Pharmaceutical giant Merck & Co. has agreed to buy Hawaii Biotech’s dengue fever vaccine research unit, giving the local company needed capital as it works toward emerging from bankruptcy.
The funding raised through the deal is critical for Hawaii Biotech, which was on track to exhaust a line of credit by the end of July.
Neither Merck nor Hawaii Biotech would disclose terms of the deal, which was approved Monday by U.S. Bankruptcy Judge Robert Faris.
Hawaii Biotech Chief Executive Officer Elliot Parks said Merck’s interest in the company "validates" the work Hawaii Biotech has put into its vaccine program.

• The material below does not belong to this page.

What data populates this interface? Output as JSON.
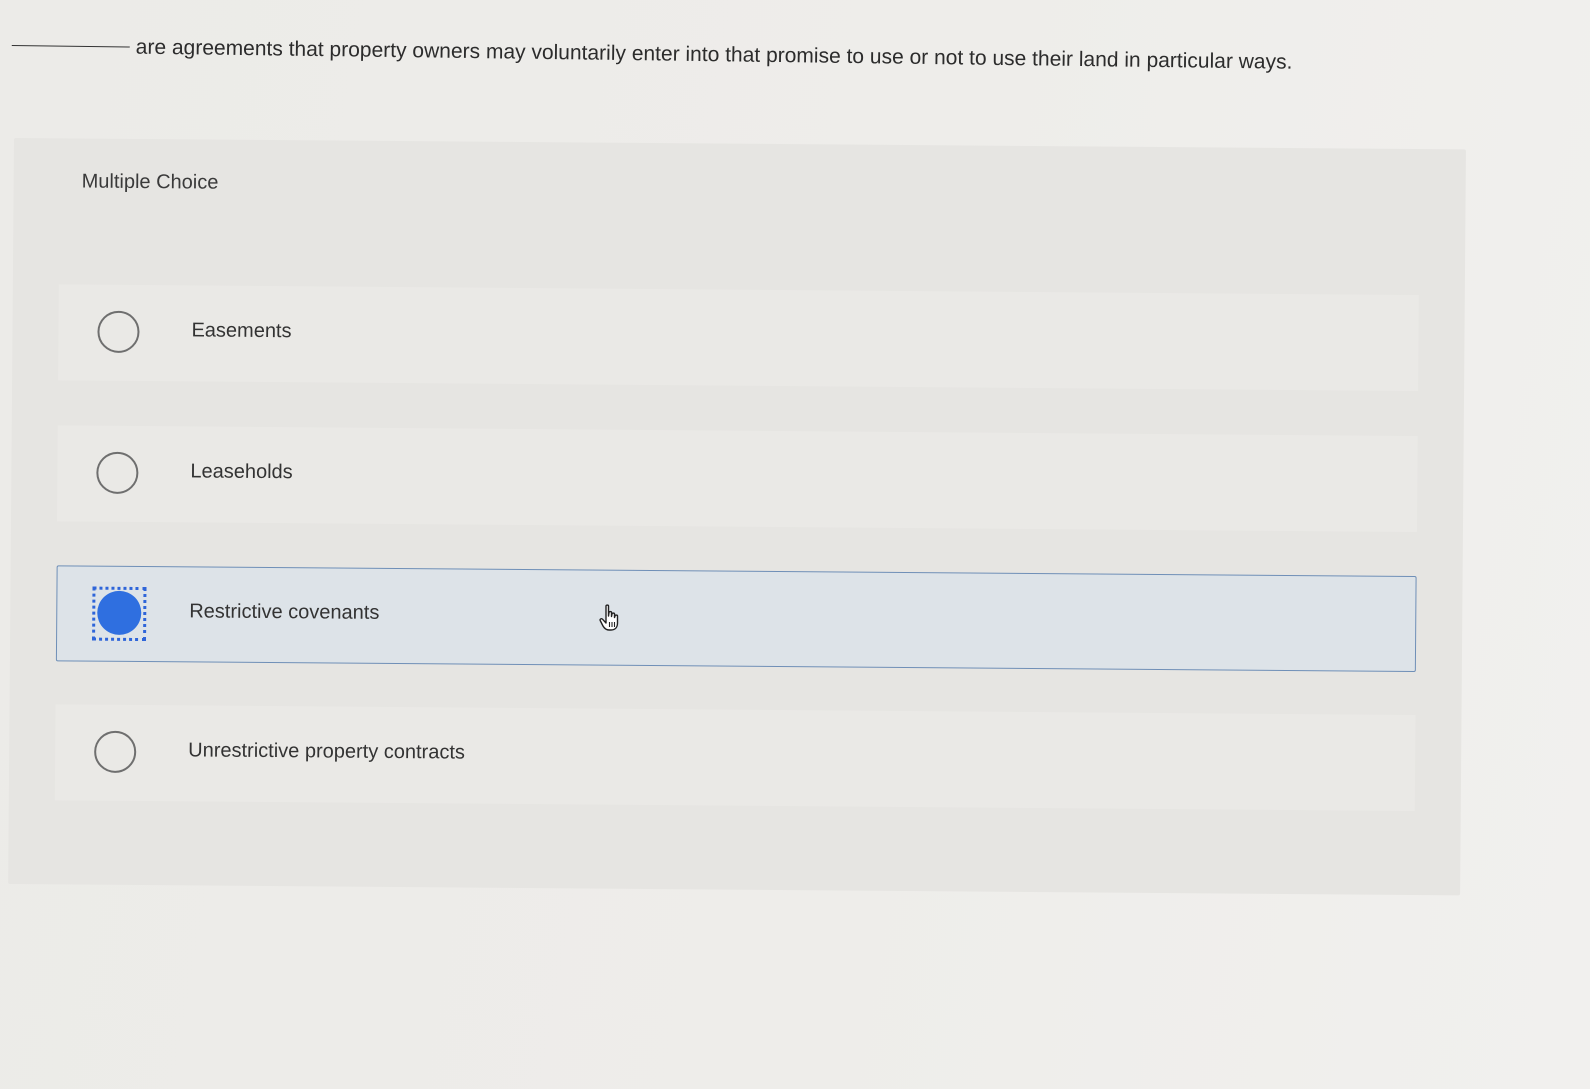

"We’re very proud to see that they will develop what we’ve been working on. They clearly have the resources to get the products registered and into the public health system," Parks said.
For Merck, the acquisition will give it the opportunity to expand its lineup of more than a dozen vaccines, including ones for hepatitis A and hepatitis B; measles, mumps and rubella; human papillomavirus; and influenza.
"This is consistent with Merck’s strategy for developing vaccines that meet global unmet medical needs," said Merck spokesman Ian McConnell. "We hope to build upon the important development work of scientists at Hawaii Biotech."
Hawaii Biotech is planning to begin a Phase 1 human clinical study of its tetravalent dengue vaccine later this year. Under a contract from the National Institute of Allergy and Infectious Diseases, Advanced BioScience will oversee manufacturing, assembling and testing of supplies.
Hawaii Biotech also is developing a West Nile vaccine and recently completed a Phase 1 clinical trial with it in humans.
Hawaii Biotech filed for Chapter 11 bankruptcy protection in December and is currently funding its operations with a $2 million line of credit.
It isn’t the first time that Aiea-based Hawaii Biotech has sold part of its business. In 2006, Hawaii Biotech spun off its non-vaccine businesses into a new Hawaii company called Cardax Pharmaceuticals Inc.